(Entries from a dataset of interfaces)

■ ■ ■ ■

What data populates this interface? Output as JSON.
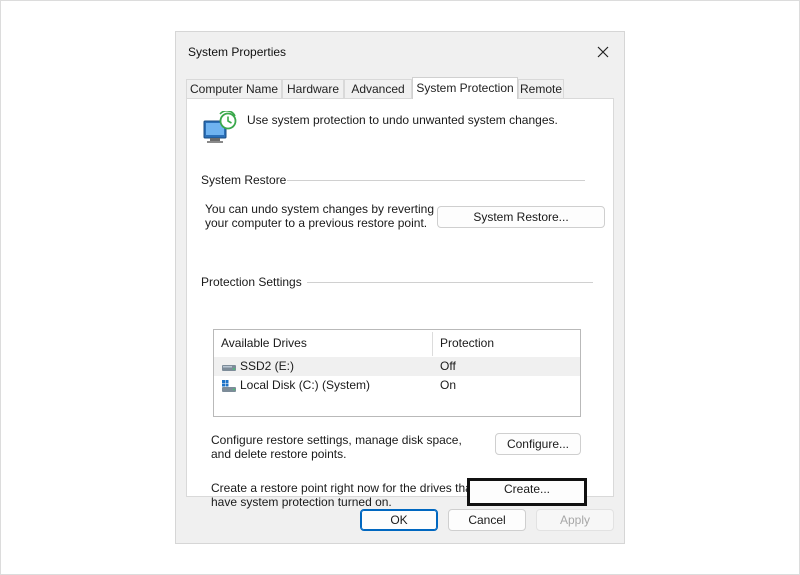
{
  "window": {
    "title": "System Properties"
  },
  "tabs": [
    {
      "label": "Computer Name"
    },
    {
      "label": "Hardware"
    },
    {
      "label": "Advanced"
    },
    {
      "label": "System Protection",
      "active": true
    },
    {
      "label": "Remote"
    }
  ],
  "intro_text": "Use system protection to undo unwanted system changes.",
  "system_restore": {
    "group_label": "System Restore",
    "description_line1": "You can undo system changes by reverting",
    "description_line2": "your computer to a previous restore point.",
    "button_label": "System Restore..."
  },
  "protection_settings": {
    "group_label": "Protection Settings",
    "columns": [
      "Available Drives",
      "Protection"
    ],
    "drives": [
      {
        "name": "SSD2 (E:)",
        "protection": "Off",
        "icon": "drive-icon",
        "selected": true
      },
      {
        "name": "Local Disk (C:) (System)",
        "protection": "On",
        "icon": "system-drive-icon",
        "selected": false
      }
    ],
    "configure_text_line1": "Configure restore settings, manage disk space,",
    "configure_text_line2": "and delete restore points.",
    "configure_button": "Configure...",
    "create_text_line1": "Create a restore point right now for the drives that",
    "create_text_line2": "have system protection turned on.",
    "create_button": "Create..."
  },
  "footer": {
    "ok": "OK",
    "cancel": "Cancel",
    "apply": "Apply"
  },
  "colors": {
    "window_bg": "#f0f0f0",
    "panel_bg": "#ffffff",
    "accent": "#0067c0",
    "shield_blue": "#1e73c8",
    "shield_green": "#3aa84b"
  }
}
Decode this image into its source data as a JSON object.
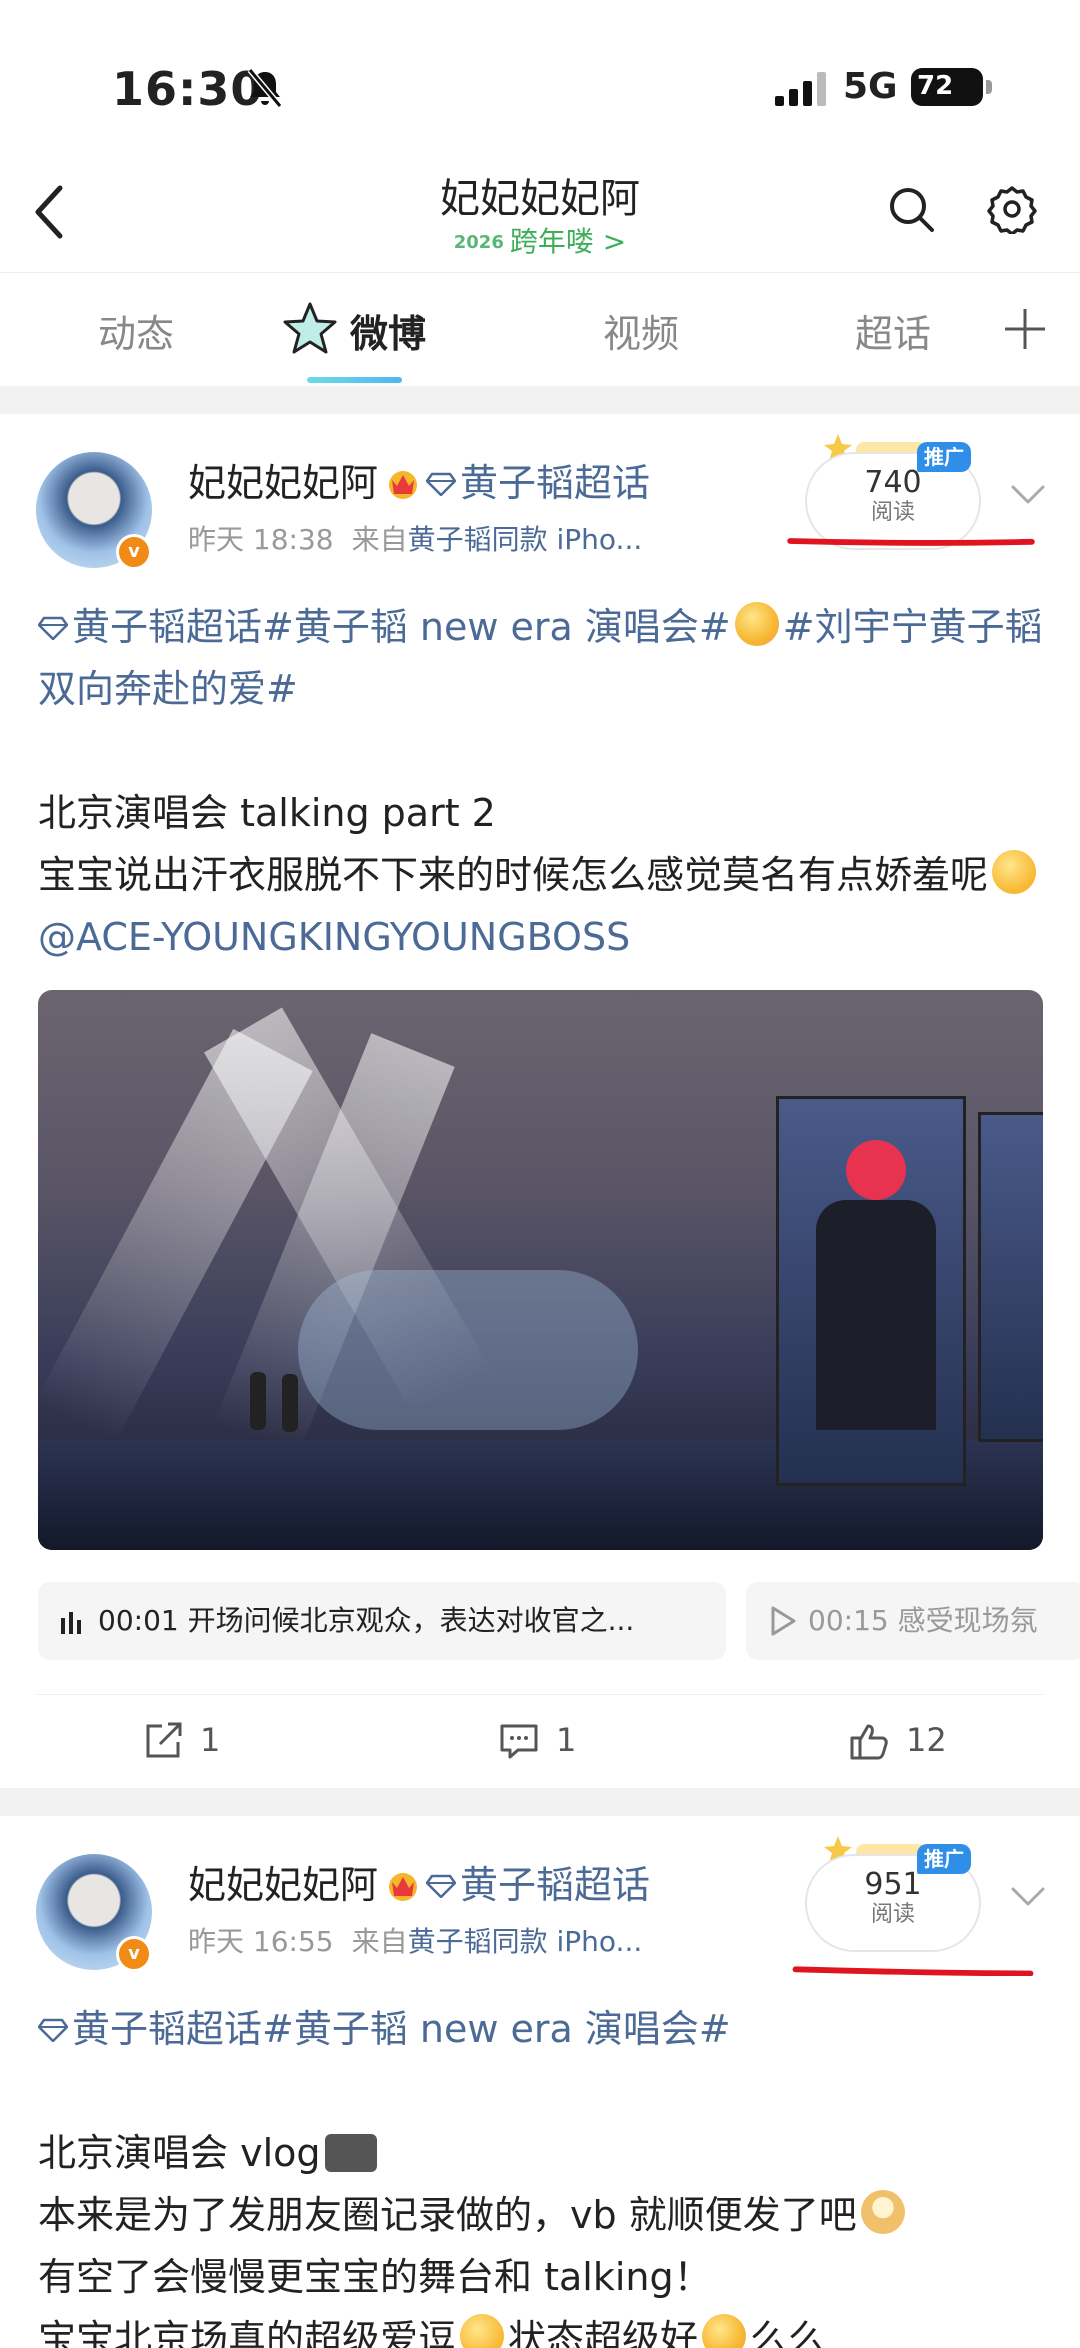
{
  "status": {
    "time": "16:30",
    "network": "5G",
    "battery": "72"
  },
  "nav": {
    "title": "妃妃妃妃阿",
    "subtitle_year": "2026",
    "subtitle": "跨年喽 >"
  },
  "tabs": [
    "动态",
    "微博",
    "视频",
    "超话"
  ],
  "active_tab": "微博",
  "posts": [
    {
      "username": "妃妃妃妃阿",
      "super_topic": "黄子韬超话",
      "time": "昨天 18:38",
      "source_prefix": "来自",
      "source": "黄子韬同款 iPho...",
      "read_count": "740",
      "read_label": "阅读",
      "promo": "推广",
      "topics": "黄子韬超话#黄子韬 new era 演唱会#",
      "topics_tail": "#刘宇宁黄子韬双向奔赴的爱#",
      "line1": "北京演唱会 talking  part 2",
      "line2": "宝宝说出汗衣服脱不下来的时候怎么感觉莫名有点娇羞呢",
      "mention": "@ACE-YOUNGKINGYOUNGBOSS",
      "chapters": [
        "00:01 开场问候北京观众，表达对收官之...",
        "00:15 感受现场氛"
      ],
      "repost": "1",
      "comment": "1",
      "like": "12"
    },
    {
      "username": "妃妃妃妃阿",
      "super_topic": "黄子韬超话",
      "time": "昨天 16:55",
      "source_prefix": "来自",
      "source": "黄子韬同款 iPho...",
      "read_count": "951",
      "read_label": "阅读",
      "promo": "推广",
      "topics": "黄子韬超话#黄子韬 new era 演唱会#",
      "line1": "北京演唱会 vlog",
      "line2": "本来是为了发朋友圈记录做的，vb 就顺便发了吧",
      "line3": "有空了会慢慢更宝宝的舞台和 talking！",
      "line4a": "宝宝北京场真的超级爱逗",
      "line4b": "状态超级好",
      "line4c": "么么"
    }
  ],
  "colors": {
    "link": "#4b6a96",
    "accent_green": "#3fae5b",
    "annotation_red": "#e0141e",
    "promo_blue": "#2f8ee8"
  }
}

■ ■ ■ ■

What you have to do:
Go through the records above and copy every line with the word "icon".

Answer to this task:
        "icon": "drive-icon",
        "icon": "system-drive-icon",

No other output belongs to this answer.